Assignment. Find every line with the string "services" in the material below and copy it.

######

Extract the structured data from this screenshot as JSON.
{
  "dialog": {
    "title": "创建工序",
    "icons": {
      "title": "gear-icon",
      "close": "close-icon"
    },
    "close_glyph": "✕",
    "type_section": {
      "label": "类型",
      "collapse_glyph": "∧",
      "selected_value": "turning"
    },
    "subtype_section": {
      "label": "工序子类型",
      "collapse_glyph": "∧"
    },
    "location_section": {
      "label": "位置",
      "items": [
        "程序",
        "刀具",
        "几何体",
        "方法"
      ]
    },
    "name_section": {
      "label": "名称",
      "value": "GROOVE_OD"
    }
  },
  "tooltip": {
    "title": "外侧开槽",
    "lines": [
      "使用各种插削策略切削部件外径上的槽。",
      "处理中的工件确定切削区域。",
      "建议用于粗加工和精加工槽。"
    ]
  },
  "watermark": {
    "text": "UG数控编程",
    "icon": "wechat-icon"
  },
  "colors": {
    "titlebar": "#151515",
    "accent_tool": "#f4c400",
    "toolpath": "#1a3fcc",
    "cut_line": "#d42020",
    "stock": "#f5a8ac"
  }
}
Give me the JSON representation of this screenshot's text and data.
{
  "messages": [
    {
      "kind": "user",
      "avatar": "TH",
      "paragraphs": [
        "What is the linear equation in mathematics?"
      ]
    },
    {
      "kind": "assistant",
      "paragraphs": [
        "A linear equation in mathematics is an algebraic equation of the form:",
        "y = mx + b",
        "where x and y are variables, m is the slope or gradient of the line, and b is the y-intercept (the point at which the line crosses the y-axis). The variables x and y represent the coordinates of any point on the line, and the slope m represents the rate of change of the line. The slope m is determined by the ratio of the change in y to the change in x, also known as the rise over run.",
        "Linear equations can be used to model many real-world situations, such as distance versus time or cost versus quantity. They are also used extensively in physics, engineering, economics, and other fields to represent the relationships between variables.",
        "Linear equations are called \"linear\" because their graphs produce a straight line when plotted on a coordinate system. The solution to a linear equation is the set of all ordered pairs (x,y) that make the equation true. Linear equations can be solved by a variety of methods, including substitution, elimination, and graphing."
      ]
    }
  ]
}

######

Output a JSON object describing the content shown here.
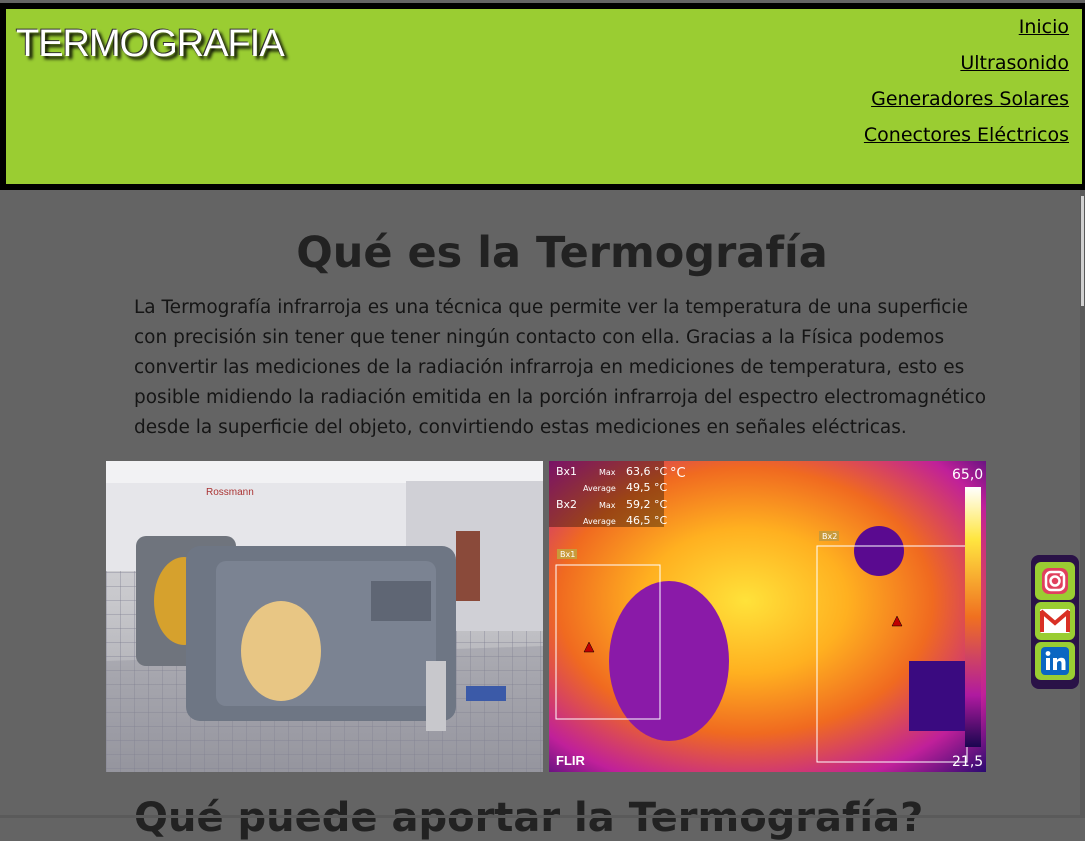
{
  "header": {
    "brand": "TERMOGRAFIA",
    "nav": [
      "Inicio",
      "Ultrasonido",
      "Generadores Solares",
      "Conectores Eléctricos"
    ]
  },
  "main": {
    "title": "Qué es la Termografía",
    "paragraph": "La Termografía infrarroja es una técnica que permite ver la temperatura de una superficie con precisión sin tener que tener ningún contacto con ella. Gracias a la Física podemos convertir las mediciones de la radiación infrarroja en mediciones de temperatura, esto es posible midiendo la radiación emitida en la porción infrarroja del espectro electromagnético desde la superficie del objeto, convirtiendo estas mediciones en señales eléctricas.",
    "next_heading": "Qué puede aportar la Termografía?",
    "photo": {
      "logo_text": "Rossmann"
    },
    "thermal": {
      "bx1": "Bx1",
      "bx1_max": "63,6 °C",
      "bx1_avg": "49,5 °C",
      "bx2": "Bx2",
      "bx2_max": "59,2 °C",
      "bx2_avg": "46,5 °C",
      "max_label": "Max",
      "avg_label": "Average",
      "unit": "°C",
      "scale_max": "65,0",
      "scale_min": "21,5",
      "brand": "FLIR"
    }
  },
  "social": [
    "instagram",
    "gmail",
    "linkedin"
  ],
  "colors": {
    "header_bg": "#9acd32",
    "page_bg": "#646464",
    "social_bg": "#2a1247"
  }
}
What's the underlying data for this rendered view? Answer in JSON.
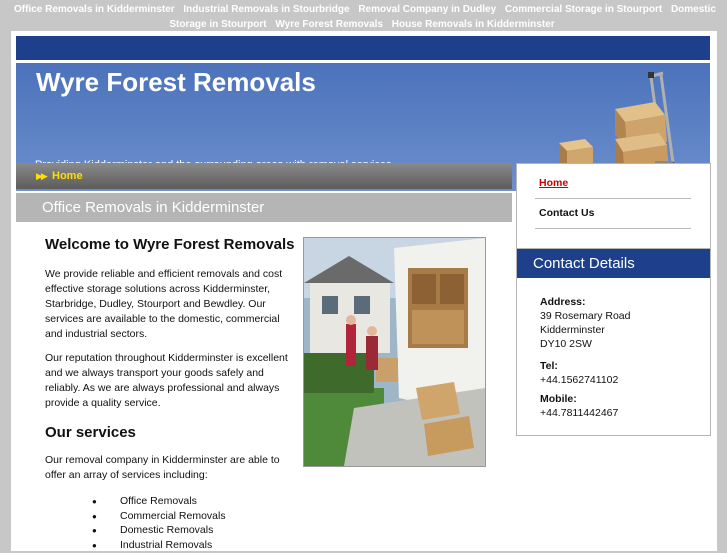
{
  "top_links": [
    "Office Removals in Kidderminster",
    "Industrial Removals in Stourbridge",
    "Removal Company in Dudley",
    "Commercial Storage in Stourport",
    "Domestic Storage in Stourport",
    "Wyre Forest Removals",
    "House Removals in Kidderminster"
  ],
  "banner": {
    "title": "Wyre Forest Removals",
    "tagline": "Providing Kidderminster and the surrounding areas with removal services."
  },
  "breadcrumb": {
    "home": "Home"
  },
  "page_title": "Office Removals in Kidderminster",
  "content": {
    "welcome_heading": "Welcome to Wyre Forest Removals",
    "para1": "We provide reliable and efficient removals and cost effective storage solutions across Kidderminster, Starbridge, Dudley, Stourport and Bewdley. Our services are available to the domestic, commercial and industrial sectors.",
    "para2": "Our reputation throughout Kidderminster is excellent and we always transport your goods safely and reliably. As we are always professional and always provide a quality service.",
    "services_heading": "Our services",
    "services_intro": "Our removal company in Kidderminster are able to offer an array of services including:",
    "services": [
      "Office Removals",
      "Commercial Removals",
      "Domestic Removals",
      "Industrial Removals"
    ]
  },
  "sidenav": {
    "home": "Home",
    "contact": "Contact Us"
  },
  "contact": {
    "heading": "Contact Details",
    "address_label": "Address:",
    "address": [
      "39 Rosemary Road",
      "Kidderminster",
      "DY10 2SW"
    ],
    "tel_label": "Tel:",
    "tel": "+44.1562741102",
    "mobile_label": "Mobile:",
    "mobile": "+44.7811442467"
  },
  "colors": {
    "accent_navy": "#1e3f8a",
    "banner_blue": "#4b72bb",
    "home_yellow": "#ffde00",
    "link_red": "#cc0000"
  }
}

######

Task response.
    "tagline": "Providing Kidderminster and the surrounding areas with removal services."
    "para1": "We provide reliable and efficient removals and cost effective storage solutions across Kidderminster, Starbridge, Dudley, Stourport and Bewdley. Our services are available to the domestic, commercial and industrial sectors.",
    "services_heading": "Our services",
    "services_intro": "Our removal company in Kidderminster are able to offer an array of services including:",
    "services": [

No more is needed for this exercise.